Part Three of the book highlights discourses on food and health through four chapters, two of which address the multifaceted construction of healthy identities, while the others discuss the moral and social boundaries of eating by looking at different types of fat, exploring both a sociological view and a medical or nutritional model of food. Chapter Five uses notes from diaries written by Roscoe Maxwell Rhoads (from the famous Rhoads family, who were in the newspaper business), detailing the social life and customs of late-nineteenth-century Indiana and early-twentieth-century Southern California, to focus on hygiene, physical fitness and health in the modern Western world of self-controlled individuals. These diaries, typically including details of dietary practice and daily caloric intakes, are used to develop the narrative concerning questions of food, power and agency. Rhoads uses the example of the apple pie to illustrate his agency: without striving to resist its temptation, there would be no meaning in dieting and the goal of ‘hygienic’ eating.

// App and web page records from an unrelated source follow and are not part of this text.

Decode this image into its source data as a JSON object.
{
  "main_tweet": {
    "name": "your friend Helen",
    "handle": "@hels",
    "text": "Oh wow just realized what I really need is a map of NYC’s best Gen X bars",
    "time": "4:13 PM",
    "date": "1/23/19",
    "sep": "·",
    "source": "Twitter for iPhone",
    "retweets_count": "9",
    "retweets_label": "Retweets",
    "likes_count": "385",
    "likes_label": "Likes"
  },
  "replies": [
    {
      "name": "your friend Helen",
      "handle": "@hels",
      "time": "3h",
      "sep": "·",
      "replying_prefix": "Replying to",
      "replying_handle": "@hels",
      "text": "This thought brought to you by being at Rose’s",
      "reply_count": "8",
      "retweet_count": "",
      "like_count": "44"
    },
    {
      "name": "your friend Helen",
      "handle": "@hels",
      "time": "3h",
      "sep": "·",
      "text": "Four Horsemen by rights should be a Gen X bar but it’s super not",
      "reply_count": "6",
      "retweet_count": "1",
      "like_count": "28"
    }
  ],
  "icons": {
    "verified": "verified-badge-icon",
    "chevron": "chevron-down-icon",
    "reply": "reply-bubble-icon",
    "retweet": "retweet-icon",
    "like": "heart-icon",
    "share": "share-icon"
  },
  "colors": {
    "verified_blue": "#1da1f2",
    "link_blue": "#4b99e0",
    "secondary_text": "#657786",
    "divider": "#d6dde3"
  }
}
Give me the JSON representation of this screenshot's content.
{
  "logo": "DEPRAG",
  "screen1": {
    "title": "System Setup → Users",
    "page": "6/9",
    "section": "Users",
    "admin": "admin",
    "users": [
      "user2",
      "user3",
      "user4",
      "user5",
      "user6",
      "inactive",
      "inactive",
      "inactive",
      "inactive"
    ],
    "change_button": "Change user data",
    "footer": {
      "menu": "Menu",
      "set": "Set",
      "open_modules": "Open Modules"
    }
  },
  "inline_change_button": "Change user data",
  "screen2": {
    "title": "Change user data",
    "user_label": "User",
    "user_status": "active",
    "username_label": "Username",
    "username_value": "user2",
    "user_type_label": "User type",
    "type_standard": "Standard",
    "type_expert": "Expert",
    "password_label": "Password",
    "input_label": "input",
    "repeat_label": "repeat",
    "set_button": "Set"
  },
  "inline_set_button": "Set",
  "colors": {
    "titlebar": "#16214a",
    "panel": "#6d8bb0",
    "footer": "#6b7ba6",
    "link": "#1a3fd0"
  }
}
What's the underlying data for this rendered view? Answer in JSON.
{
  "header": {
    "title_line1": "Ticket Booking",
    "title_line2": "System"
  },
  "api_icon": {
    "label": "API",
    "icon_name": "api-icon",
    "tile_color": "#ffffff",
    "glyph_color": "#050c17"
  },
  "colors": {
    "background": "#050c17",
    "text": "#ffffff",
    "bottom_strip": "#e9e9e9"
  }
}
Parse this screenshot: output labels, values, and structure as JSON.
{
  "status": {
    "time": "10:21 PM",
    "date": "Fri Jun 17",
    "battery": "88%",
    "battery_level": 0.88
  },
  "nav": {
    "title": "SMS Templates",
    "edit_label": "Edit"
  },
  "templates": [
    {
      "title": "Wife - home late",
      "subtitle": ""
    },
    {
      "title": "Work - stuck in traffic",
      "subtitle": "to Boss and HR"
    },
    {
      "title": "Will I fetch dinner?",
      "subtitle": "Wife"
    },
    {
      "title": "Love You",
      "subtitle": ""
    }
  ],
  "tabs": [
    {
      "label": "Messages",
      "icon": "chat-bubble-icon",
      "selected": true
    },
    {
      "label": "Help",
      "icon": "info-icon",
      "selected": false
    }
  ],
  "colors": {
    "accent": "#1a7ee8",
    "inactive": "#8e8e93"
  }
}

Chapter Six continues along the theme of the quest for health, drawing on ‘running and eating right in 1970s America’. In this chapter, fitness is established as a powerful form of capital and, more importantly, is identified as being able to provide a passport to ‘the kingdom of the well’ (127). These chapters raise potentially new lines of inquiry with regards to both historical and contemporary practices of what it means to eat ‘right’.
To return to the original aims of the book, emphasis is placed on the notion that the power of food is everywhere. Furthermore, infinite notions of good and bad are developed in the context of eating practices and the production of bodies. Overall, it is these practices that are involved in shaping power relationships and, to take the view of Bourdieu, this can lead to the accumulation of ‘culinary capital’: the generation of market value, social boundaries and notions of individual success.
For his PhD, Gurpinder Lalli carried out an ethnographic case study on the social aspect of the school meal whilst adopting a social constructivist and Foucauldian lens to explore the relationship between food and power. For this reason, he has since become interested in exploring the social aspect of food. Read more by Gurpinder Lalli.
Note: This review gives the views of the author, and not the position of the LSE Review of Books blog, or of the London School of Economics.
Editor's note: This review was originally published in The London School of Economics Review of Books, and has been reposted with permission. It is available under Creative Commons and the original page can be found here. Like what you read? Subscribe to the SFRB's free daily email notice so you can be up-to-date on our latest articles. Scroll up this page to the sign-up field on your right.